The Ulster farming community is to be remembered in Presbyterian pulpits this Sunday as it copes with the aftermath of a very severe winter.
As farmers continue to face increased pressures following the above average wet winter weather, the Irish Presbyterian Moderator the Rev Dr Noble McNeely has written to ministers asking them to remember farming communities in prayer at Sunday’s church services.
In his letter, Dr McNeely says; “On travelling around the country, I have been made acutely aware of the critical situation farmers have been experiencing. The above average wet weather has been particularly prolonged and has led to grave circumstances for farmers.
“Currently, farmers are feeling pressure due to livestock difficulties and the crisis related to a resulting fodder situation. The weather over coming days will affect availability of fodder and whether the situation improves, or becomes more critical.”
Dr McNeely adds: “Having been in contact with farmers’ representatives, like the Ulster Farmers’ Church, they tell me that the prolonged period of wet weather has put major pressure on farmers.

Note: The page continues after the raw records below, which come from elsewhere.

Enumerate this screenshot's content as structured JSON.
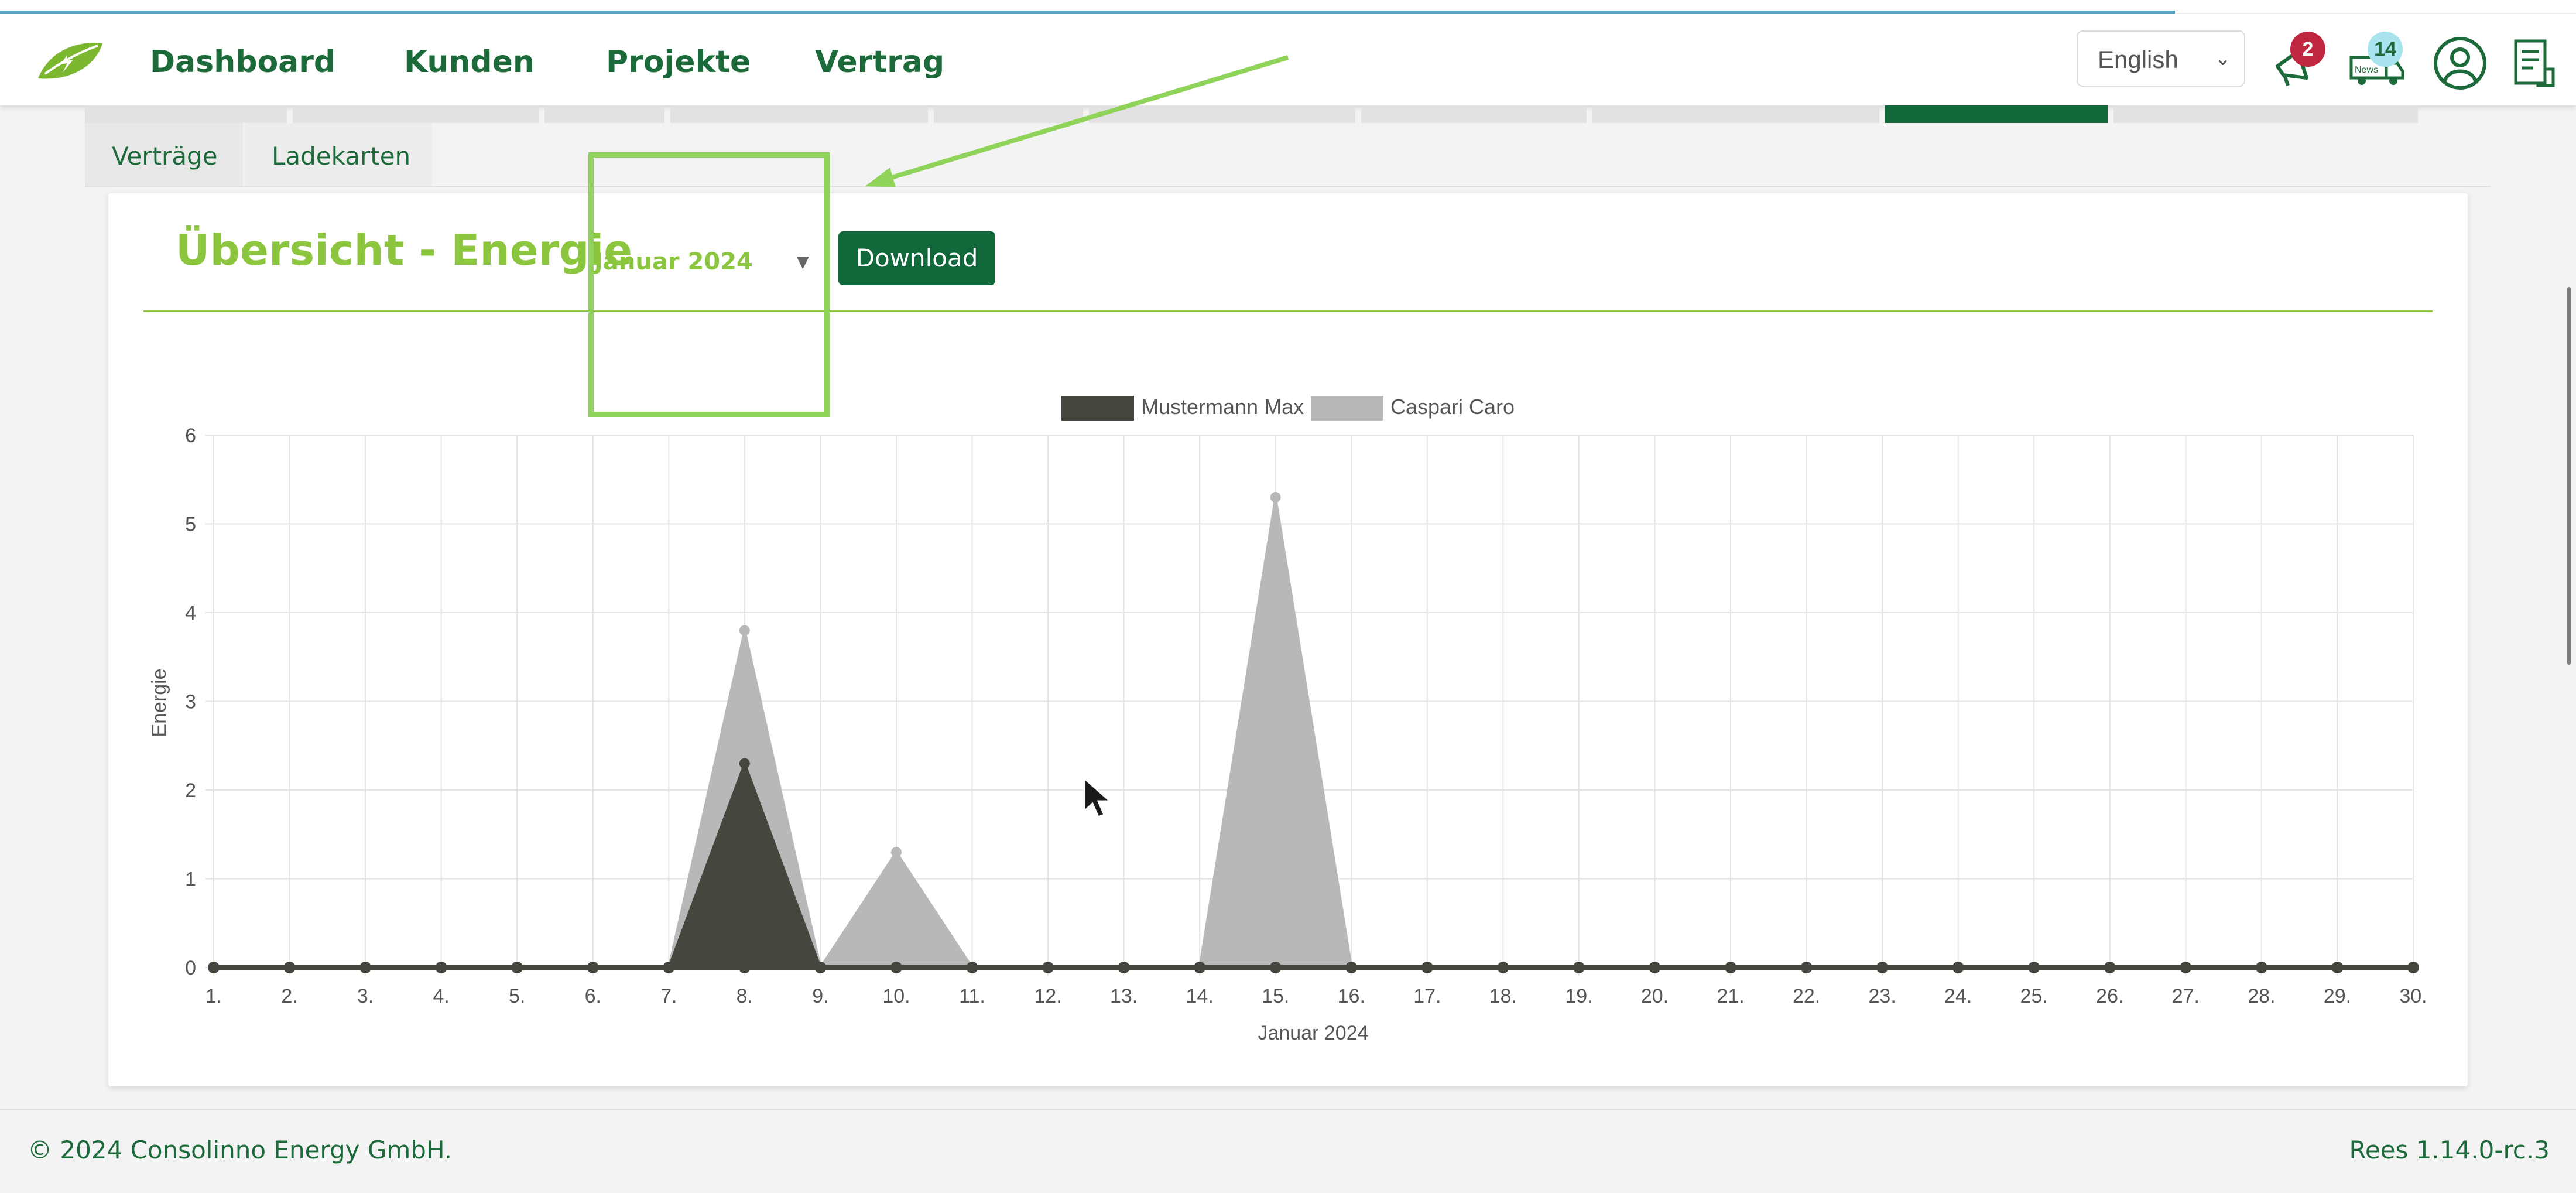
{
  "nav": {
    "links": [
      "Dashboard",
      "Kunden",
      "Projekte",
      "Vertrag"
    ],
    "language": "English",
    "notifications_count": "2",
    "news_count": "14",
    "news_icon_text": "News"
  },
  "subtabs": [
    "Verträge",
    "Ladekarten"
  ],
  "card": {
    "title": "Übersicht - Energie",
    "month_select_value": "Januar 2024",
    "download_label": "Download"
  },
  "chart_data": {
    "type": "area",
    "title": "",
    "xlabel": "Januar 2024",
    "ylabel": "Energie",
    "ylim": [
      0,
      6
    ],
    "yticks": [
      0,
      1,
      2,
      3,
      4,
      5,
      6
    ],
    "x": [
      "1.",
      "2.",
      "3.",
      "4.",
      "5.",
      "6.",
      "7.",
      "8.",
      "9.",
      "10.",
      "11.",
      "12.",
      "13.",
      "14.",
      "15.",
      "16.",
      "17.",
      "18.",
      "19.",
      "20.",
      "21.",
      "22.",
      "23.",
      "24.",
      "25.",
      "26.",
      "27.",
      "28.",
      "29.",
      "30."
    ],
    "grid": true,
    "legend_position": "top",
    "series": [
      {
        "name": "Mustermann Max",
        "color": "#46463f",
        "values": [
          0,
          0,
          0,
          0,
          0,
          0,
          0,
          2.3,
          0,
          0,
          0,
          0,
          0,
          0,
          0,
          0,
          0,
          0,
          0,
          0,
          0,
          0,
          0,
          0,
          0,
          0,
          0,
          0,
          0,
          0
        ]
      },
      {
        "name": "Caspari Caro",
        "color": "#b8b8b8",
        "values": [
          0,
          0,
          0,
          0,
          0,
          0,
          0,
          3.8,
          0,
          1.3,
          0,
          0,
          0,
          0,
          5.3,
          0,
          0,
          0,
          0,
          0,
          0,
          0,
          0,
          0,
          0,
          0,
          0,
          0,
          0,
          0
        ]
      }
    ]
  },
  "footer": {
    "copyright": "© 2024 Consolinno Energy GmbH.",
    "version": "Rees 1.14.0-rc.3"
  }
}
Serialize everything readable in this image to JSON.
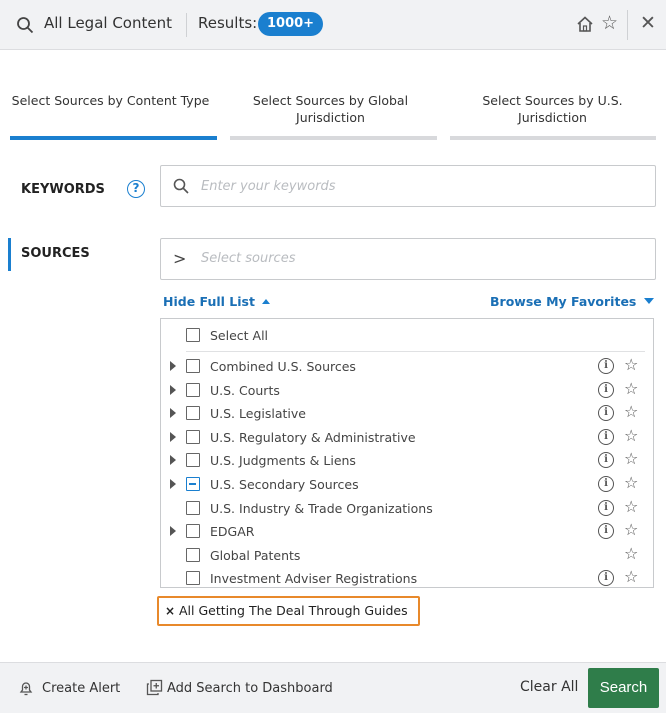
{
  "header": {
    "title": "All Legal Content",
    "results_label": "Results:",
    "results_count": "1000+",
    "icons": [
      "search-icon",
      "home-icon",
      "star-icon",
      "close-icon"
    ]
  },
  "tabs": [
    {
      "label": "Select Sources by Content Type",
      "active": true
    },
    {
      "label": "Select Sources by Global Jurisdiction",
      "active": false
    },
    {
      "label": "Select Sources by U.S. Jurisdiction",
      "active": false
    }
  ],
  "keywords": {
    "label": "KEYWORDS",
    "help": "?",
    "placeholder": "Enter your keywords",
    "value": ""
  },
  "sources": {
    "label": "SOURCES",
    "placeholder": "Select sources",
    "chevron": ">",
    "hide_full_list": "Hide Full List",
    "browse_favorites": "Browse My Favorites",
    "select_all": "Select All",
    "items": [
      {
        "label": "Combined U.S. Sources",
        "expandable": true,
        "state": "unchecked",
        "info": true
      },
      {
        "label": "U.S. Courts",
        "expandable": true,
        "state": "unchecked",
        "info": true
      },
      {
        "label": "U.S. Legislative",
        "expandable": true,
        "state": "unchecked",
        "info": true
      },
      {
        "label": "U.S. Regulatory & Administrative",
        "expandable": true,
        "state": "unchecked",
        "info": true
      },
      {
        "label": "U.S. Judgments & Liens",
        "expandable": true,
        "state": "unchecked",
        "info": true
      },
      {
        "label": "U.S. Secondary Sources",
        "expandable": true,
        "state": "partial",
        "info": true
      },
      {
        "label": "U.S. Industry & Trade Organizations",
        "expandable": false,
        "state": "unchecked",
        "info": true
      },
      {
        "label": "EDGAR",
        "expandable": true,
        "state": "unchecked",
        "info": true
      },
      {
        "label": "Global Patents",
        "expandable": false,
        "state": "unchecked",
        "info": false
      },
      {
        "label": "Investment Adviser Registrations",
        "expandable": false,
        "state": "unchecked",
        "info": true
      }
    ],
    "selected_chip": {
      "remove": "×",
      "label": "All Getting The Deal Through Guides"
    }
  },
  "footer": {
    "create_alert": "Create Alert",
    "add_dashboard": "Add Search to Dashboard",
    "clear_all": "Clear All",
    "search": "Search"
  },
  "colors": {
    "accent": "#1a7fcf",
    "search_button": "#2f7d4a",
    "chip_border": "#e8892b"
  }
}
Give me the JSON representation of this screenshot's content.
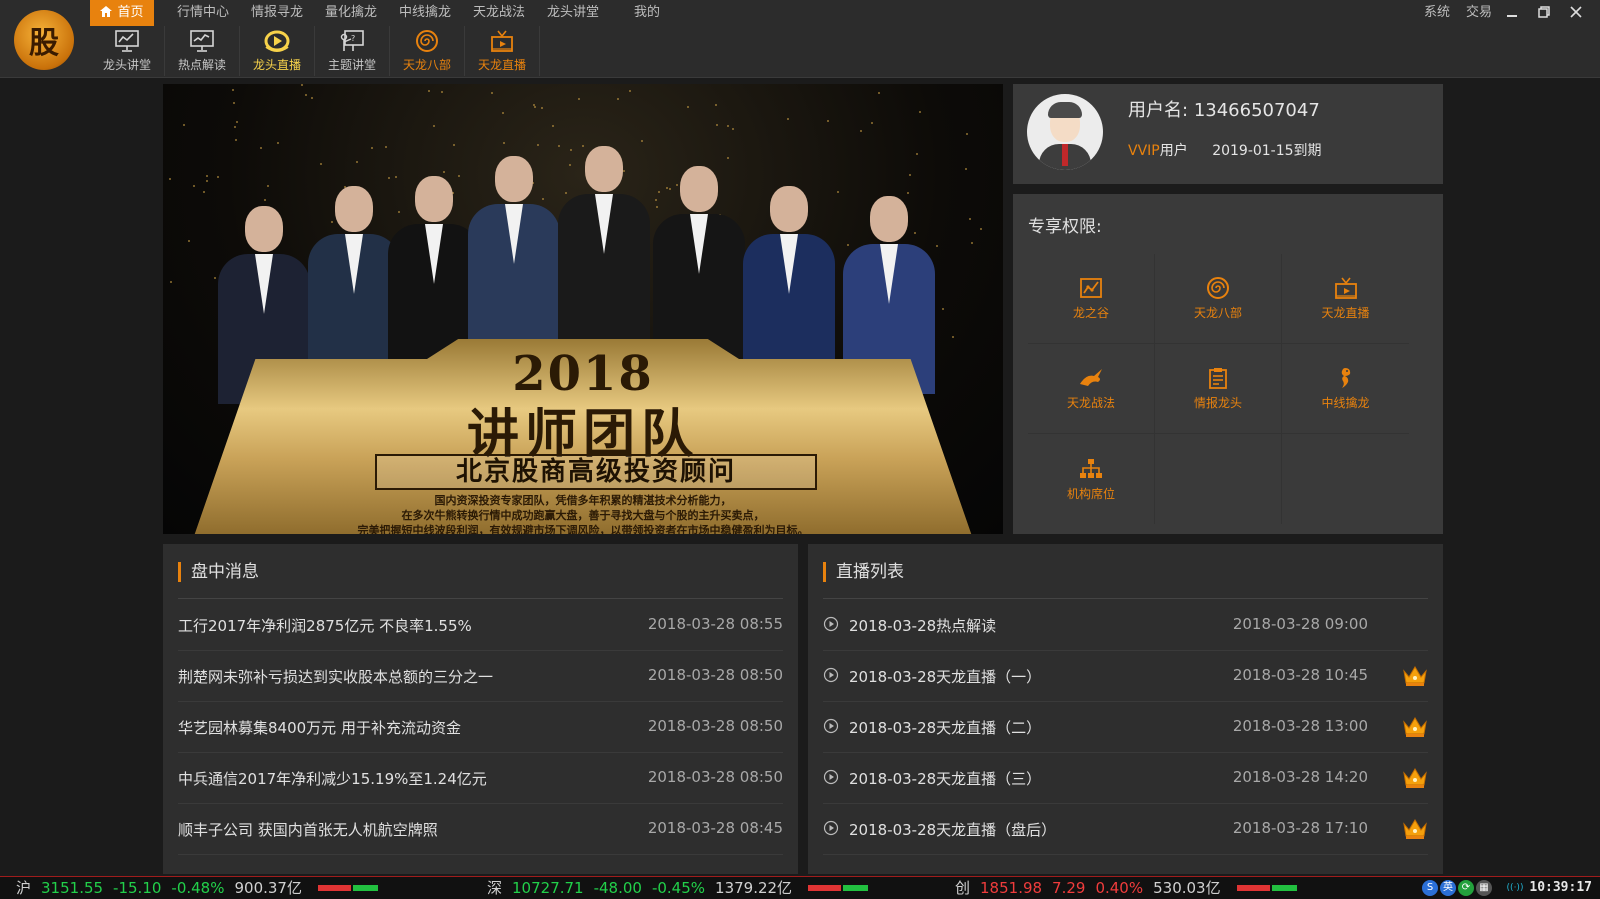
{
  "logo": {
    "char": "股"
  },
  "menu": {
    "items": [
      {
        "label": "首页",
        "active": true
      },
      {
        "label": "行情中心"
      },
      {
        "label": "情报寻龙"
      },
      {
        "label": "量化擒龙"
      },
      {
        "label": "中线擒龙"
      },
      {
        "label": "天龙战法"
      },
      {
        "label": "龙头讲堂"
      },
      {
        "label": "我的"
      }
    ],
    "system": "系统",
    "trade": "交易"
  },
  "toolbar": {
    "items": [
      {
        "label": "龙头讲堂",
        "icon": "chart-monitor-icon",
        "color": "#c7c7c7"
      },
      {
        "label": "热点解读",
        "icon": "trend-monitor-icon",
        "color": "#c7c7c7"
      },
      {
        "label": "龙头直播",
        "icon": "play-circle-icon",
        "color": "#f7d24a"
      },
      {
        "label": "主题讲堂",
        "icon": "board-teacher-icon",
        "color": "#c7c7c7"
      },
      {
        "label": "天龙八部",
        "icon": "spiral-icon",
        "color": "#e8820e"
      },
      {
        "label": "天龙直播",
        "icon": "tv-icon",
        "color": "#e8820e"
      }
    ]
  },
  "banner": {
    "year": "2018",
    "title": "讲师团队",
    "subtitle": "北京股商高级投资顾问",
    "desc": [
      "国内资深投资专家团队，凭借多年积累的精湛技术分析能力，",
      "在多次牛熊转换行情中成功跑赢大盘，善于寻找大盘与个股的主升买卖点，",
      "完美把握短中线波段利润，有效规避市场下调风险，以带领投资者在市场中稳健盈利为目标。"
    ]
  },
  "user": {
    "name_label": "用户名:",
    "name": "13466507047",
    "level": "VVIP",
    "level_suffix": "用户",
    "expire": "2019-01-15到期"
  },
  "privileges": {
    "title": "专享权限:",
    "items": [
      {
        "label": "龙之谷",
        "icon": "chart-box-icon"
      },
      {
        "label": "天龙八部",
        "icon": "spiral-icon"
      },
      {
        "label": "天龙直播",
        "icon": "tv-icon"
      },
      {
        "label": "天龙战法",
        "icon": "dragon-icon"
      },
      {
        "label": "情报龙头",
        "icon": "clipboard-icon"
      },
      {
        "label": "中线擒龙",
        "icon": "seahorse-icon"
      },
      {
        "label": "机构席位",
        "icon": "org-chart-icon"
      }
    ]
  },
  "news": {
    "title": "盘中消息",
    "rows": [
      {
        "title": "工行2017年净利润2875亿元 不良率1.55%",
        "time": "2018-03-28 08:55"
      },
      {
        "title": "荆楚网未弥补亏损达到实收股本总额的三分之一",
        "time": "2018-03-28 08:50"
      },
      {
        "title": "华艺园林募集8400万元 用于补充流动资金",
        "time": "2018-03-28 08:50"
      },
      {
        "title": "中兵通信2017年净利减少15.19%至1.24亿元",
        "time": "2018-03-28 08:50"
      },
      {
        "title": "顺丰子公司 获国内首张无人机航空牌照",
        "time": "2018-03-28 08:45"
      }
    ]
  },
  "live": {
    "title": "直播列表",
    "rows": [
      {
        "title": "2018-03-28热点解读",
        "time": "2018-03-28 09:00",
        "vip": false
      },
      {
        "title": "2018-03-28天龙直播（一）",
        "time": "2018-03-28 10:45",
        "vip": true
      },
      {
        "title": "2018-03-28天龙直播（二）",
        "time": "2018-03-28 13:00",
        "vip": true
      },
      {
        "title": "2018-03-28天龙直播（三）",
        "time": "2018-03-28 14:20",
        "vip": true
      },
      {
        "title": "2018-03-28天龙直播（盘后）",
        "time": "2018-03-28 17:10",
        "vip": true
      }
    ]
  },
  "status": {
    "indices": [
      {
        "name": "沪",
        "price": "3151.55",
        "change": "-15.10",
        "pct": "-0.48%",
        "amount": "900.37亿",
        "dir": "down"
      },
      {
        "name": "深",
        "price": "10727.71",
        "change": "-48.00",
        "pct": "-0.45%",
        "amount": "1379.22亿",
        "dir": "down"
      },
      {
        "name": "创",
        "price": "1851.98",
        "change": "7.29",
        "pct": "0.40%",
        "amount": "530.03亿",
        "dir": "up"
      }
    ],
    "icons": [
      {
        "name": "s-icon",
        "glyph": "S",
        "color": "#2b6fd6"
      },
      {
        "name": "ying-icon",
        "glyph": "英",
        "color": "#2b6fd6"
      },
      {
        "name": "refresh-icon",
        "glyph": "⟳",
        "color": "#23a13c"
      },
      {
        "name": "grid-icon",
        "glyph": "▦",
        "color": "#555"
      },
      {
        "name": "wifi-icon",
        "glyph": "((·))",
        "color": "transparent"
      }
    ],
    "clock": "10:39:17"
  },
  "colors": {
    "accent": "#e8820e",
    "bg": "#1b1b1b",
    "panel": "#3a3a3a",
    "up": "#f03c3c",
    "down": "#22d04a"
  }
}
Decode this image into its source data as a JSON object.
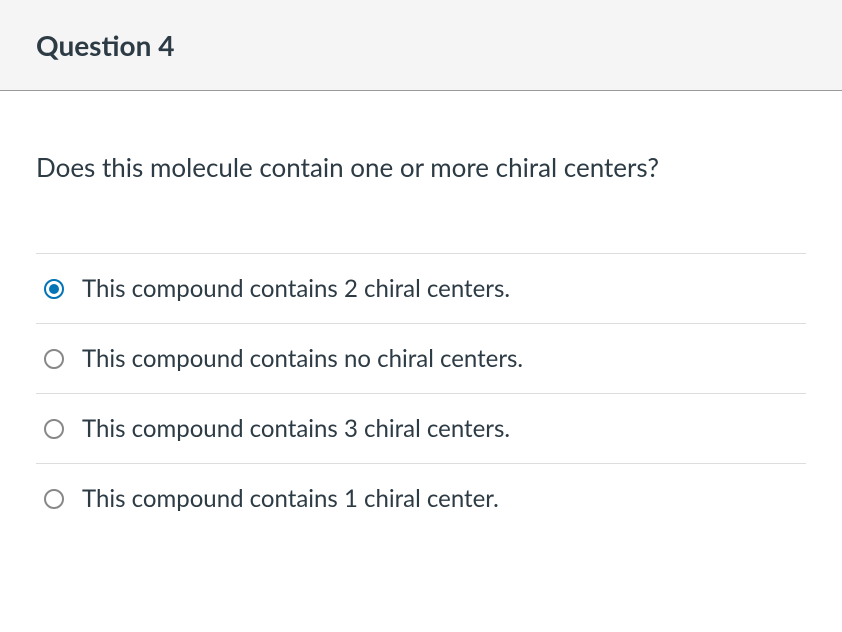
{
  "header": {
    "title": "Question 4"
  },
  "question": {
    "text": "Does this molecule contain one or more chiral centers?"
  },
  "options": [
    {
      "label": "This compound contains 2 chiral centers.",
      "selected": true
    },
    {
      "label": "This compound contains no chiral centers.",
      "selected": false
    },
    {
      "label": "This compound contains 3 chiral centers.",
      "selected": false
    },
    {
      "label": "This compound contains 1 chiral center.",
      "selected": false
    }
  ]
}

“For example, cattle have been housed for much longer than expected, silage making last autumn was difficult and a period of low temperatures has also contributed to slow growing conditions for grass. Livestock feed bills have also increased and growth of winter crops has been affected, which has meant delay in planting spring crops.”
Presbyterian church ministers will pray specifically for the following this Sunday:
* For improved weather and the drying out of water-saturated land.
* For conditions that will improve fodder and enable sowing of spring crops.
* For farmers and families currently coping with the physical and mental demands.
* For farmers and families in our congregations to be steadfast in faith and know the assurance and enabling of the Holy Spirit.
A large number of Presbyterian congregations are rural-based, with a strong farming community input.